“Well yeah, but Inia doesn’t listen to me,” says Tau, matter-of-factly. “I didn’t rark him up though, or anything – it was just Quest who did that, telling him he should fuck Riley’s boyfriend up, and…”
“Zion?” I say in disbelief. “Was he drunk or something – what an idiot!”
“Yeah, he was – he was being a crack-up cunt though,” says Tau. “And Inia was waving this big ass knife around, and…”
“And what? Did everyone just back off, after that?” I ask.
“Not really, it was only Noa; he talked to Inia, and said how Inia didn’t need more trouble, and how he should just stop now, and leave it, and think of the consequences and stuff.”
“Well thank God for that,” I say. “So – after that? There wasn’t any more trouble?”
“No, not really,” Tau concludes.
We still haven’t raised the subject of Shay, and I decide it’s probably not the time, especially with Tau being as forthcoming as he is. Even just being willing to talk today is a big deal, and I know it.
So we talk instead about Riley and Kepaoa, and I tell Tau that was the reason Riley had broken up with him – to go back to her boyfriend.
“Kepaoa should just fuck him up…” Tau begins.
“Yeah, well that’s what everyone was saying. But Kepaoa said no, because he respected Riley’s decision.”
“Faaar!” Tau says, in astonishment.
“Yeah, I know. Even though he wanted to, cos he doesn’t give a fuck about the guy – ”and Tau nods in agreement.
“But Kepaoa just left it, for Riley’s sake,” I explain. “You see, he didn’t really tell many people this, but… he really cared about Riley. And that was why.”
Tau just looks stunned. I laugh, saying, “Yeah, he told her he had her back, whatever she decided.
Later – they’re in the shed getting stoned now – Tau seems relaxed, and Shay looks just… elated with relief; almost grateful to her man. And I remember that feeling too. When the day all hinges on someone else’s behavior.
“We’re just having a lazy day,” Tau tells me, with a contented inhalation. Kneeling on the floor beside him, Shay giggles with the release of tension that this morning is bringing. She smiles radiantly at me.
I wonder if, upon reading this – it seems strange. That I trust them. And that I seem unworried. After what happened the night before.
Well, I’m not unworried. But I do trust them. I can’t do much – but I can do that. And yes, we all know things aren’t exactly alright. But that doesn’t mean things are all wrong, either.
Even Leroi says in some wonderment: “Miss, Tau hasn’t gapped from your place. And it’s been like ages – and he always gaps, from everywhere.”

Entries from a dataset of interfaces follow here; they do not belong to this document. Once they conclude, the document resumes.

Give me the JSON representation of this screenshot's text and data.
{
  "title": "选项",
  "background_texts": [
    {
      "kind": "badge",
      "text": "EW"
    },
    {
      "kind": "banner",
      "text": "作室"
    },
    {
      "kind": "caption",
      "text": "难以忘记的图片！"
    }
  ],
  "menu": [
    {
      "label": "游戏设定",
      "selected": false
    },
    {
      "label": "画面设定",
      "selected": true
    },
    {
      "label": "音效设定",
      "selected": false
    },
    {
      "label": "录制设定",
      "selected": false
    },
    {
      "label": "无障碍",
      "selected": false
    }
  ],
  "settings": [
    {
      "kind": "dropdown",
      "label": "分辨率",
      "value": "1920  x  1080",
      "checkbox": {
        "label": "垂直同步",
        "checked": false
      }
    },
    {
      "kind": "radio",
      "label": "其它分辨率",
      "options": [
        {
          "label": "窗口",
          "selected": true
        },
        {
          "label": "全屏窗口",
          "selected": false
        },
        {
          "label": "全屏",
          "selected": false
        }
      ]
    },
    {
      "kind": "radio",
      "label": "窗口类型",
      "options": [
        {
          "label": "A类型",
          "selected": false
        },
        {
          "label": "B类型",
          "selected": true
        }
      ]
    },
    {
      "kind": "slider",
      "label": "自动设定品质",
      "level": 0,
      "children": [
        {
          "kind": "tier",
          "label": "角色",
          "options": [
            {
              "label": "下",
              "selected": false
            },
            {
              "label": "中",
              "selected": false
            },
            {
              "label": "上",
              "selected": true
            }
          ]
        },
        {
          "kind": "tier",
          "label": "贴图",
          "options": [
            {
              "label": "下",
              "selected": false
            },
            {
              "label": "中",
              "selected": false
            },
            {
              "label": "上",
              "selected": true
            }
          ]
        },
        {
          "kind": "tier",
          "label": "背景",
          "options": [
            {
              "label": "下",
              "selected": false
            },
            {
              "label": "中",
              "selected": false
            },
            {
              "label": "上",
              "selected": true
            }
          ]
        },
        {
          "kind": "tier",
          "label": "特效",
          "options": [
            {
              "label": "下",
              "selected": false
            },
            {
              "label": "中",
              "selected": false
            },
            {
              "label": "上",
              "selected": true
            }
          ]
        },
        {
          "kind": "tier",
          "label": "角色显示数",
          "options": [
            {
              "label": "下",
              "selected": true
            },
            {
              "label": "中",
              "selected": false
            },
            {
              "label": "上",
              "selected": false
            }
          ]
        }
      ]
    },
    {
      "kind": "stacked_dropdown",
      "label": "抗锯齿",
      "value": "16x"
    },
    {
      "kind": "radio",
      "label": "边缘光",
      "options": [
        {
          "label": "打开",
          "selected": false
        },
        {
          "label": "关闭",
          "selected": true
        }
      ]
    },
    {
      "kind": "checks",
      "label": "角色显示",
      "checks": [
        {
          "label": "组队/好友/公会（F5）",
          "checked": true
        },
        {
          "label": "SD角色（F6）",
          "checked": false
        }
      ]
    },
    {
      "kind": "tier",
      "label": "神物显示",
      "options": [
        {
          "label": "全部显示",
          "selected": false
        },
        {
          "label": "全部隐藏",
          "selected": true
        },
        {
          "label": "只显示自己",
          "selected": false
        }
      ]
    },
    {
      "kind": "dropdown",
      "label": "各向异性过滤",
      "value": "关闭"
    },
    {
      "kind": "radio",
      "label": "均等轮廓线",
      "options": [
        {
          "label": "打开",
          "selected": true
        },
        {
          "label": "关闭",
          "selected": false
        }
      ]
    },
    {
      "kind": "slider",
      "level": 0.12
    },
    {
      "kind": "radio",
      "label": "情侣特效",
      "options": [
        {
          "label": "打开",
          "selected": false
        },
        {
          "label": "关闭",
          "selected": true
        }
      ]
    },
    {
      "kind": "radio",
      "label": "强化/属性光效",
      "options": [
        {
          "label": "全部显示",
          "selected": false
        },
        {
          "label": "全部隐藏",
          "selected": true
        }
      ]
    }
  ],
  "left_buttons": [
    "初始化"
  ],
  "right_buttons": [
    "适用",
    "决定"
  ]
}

“I know – it’s kind of amazing to me, too,” I say. “Well – he does gap, actually. But he keeps coming back.”
“I know!” Leroi says.
So here we are, five months later. It hasn’t been easy – but then, I never once thought it would be. And, you know, we try real hard, and that’s also something to note. I don’t know what I’m doing, exactly. Yet I feel that something’s given way, in me – and maybe also in Tau. Perhaps it’s just that we’ve let someone else see the things that shame us. And even Shay. Walking around with her bruised eye, knowing she doesn’t have to hide away. Not because I don’t care, but because I know the usual strategies mean nothing, compared to having somewhere to go. According to my take on it, right now having somewhere to go is the top need. That’s the first safe thing, it comes before the other safe things. I can’t make some grand stand (like La-Verne thinks I should) on the absolute terms of their relationship. It’s not that I want to be like Scott and Sheree, either: ‘Well… it’s their relationship’. But I also know that ‘being safe’ is not only about physical violence. And I think if I made it the primary issue, Tau would be too ashamed to stay – and then all semblance of safety would be gone.
I feel a kind of willingness, then; not to ‘tolerate’ it, which was the word La-Verne – somewhat unwisely – used with me one time (and never again, I might add). But to not make it the defining, deciding, stand-alone factor involved. And I’m aware that my ‘normality’ around it, or in relation to it (not tolerance – more like a refusal either to demonize it or deny it), is something that they kind of cling to. To know that I know; and still care; and won’t make Tau’s residency here contingent on it being ‘solved’.